▶ _ABOUT THIS EXERCISE_
Your answer should consist of every line in the records that holds "hace".

BEGIN EXCERPTED DATA

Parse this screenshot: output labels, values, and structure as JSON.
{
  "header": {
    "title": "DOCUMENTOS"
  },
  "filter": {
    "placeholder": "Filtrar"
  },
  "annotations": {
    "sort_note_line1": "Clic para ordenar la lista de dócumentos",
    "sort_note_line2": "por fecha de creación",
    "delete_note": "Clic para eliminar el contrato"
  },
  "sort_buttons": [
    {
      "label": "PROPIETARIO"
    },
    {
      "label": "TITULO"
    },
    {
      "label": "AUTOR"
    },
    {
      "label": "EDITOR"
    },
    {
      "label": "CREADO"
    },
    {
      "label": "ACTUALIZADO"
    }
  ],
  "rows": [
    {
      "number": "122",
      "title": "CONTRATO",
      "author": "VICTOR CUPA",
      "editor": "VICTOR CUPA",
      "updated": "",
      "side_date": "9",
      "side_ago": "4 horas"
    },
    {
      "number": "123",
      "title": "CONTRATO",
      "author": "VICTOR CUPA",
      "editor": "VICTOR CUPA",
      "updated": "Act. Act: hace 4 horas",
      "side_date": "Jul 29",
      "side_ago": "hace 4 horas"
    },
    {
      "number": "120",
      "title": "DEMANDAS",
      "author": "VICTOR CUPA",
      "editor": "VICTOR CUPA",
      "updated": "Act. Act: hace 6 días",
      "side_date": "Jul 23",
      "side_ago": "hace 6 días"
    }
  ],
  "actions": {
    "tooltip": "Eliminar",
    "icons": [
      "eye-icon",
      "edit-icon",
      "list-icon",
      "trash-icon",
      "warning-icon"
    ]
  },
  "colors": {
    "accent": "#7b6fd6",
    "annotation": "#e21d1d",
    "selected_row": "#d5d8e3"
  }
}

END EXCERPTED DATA

▶ _EXERCISE OUTPUT_
      "updated": "Act. Act: hace 4 horas",
      "side_ago": "hace 4 horas"
      "updated": "Act. Act: hace 6 días",
      "side_ago": "hace 6 días"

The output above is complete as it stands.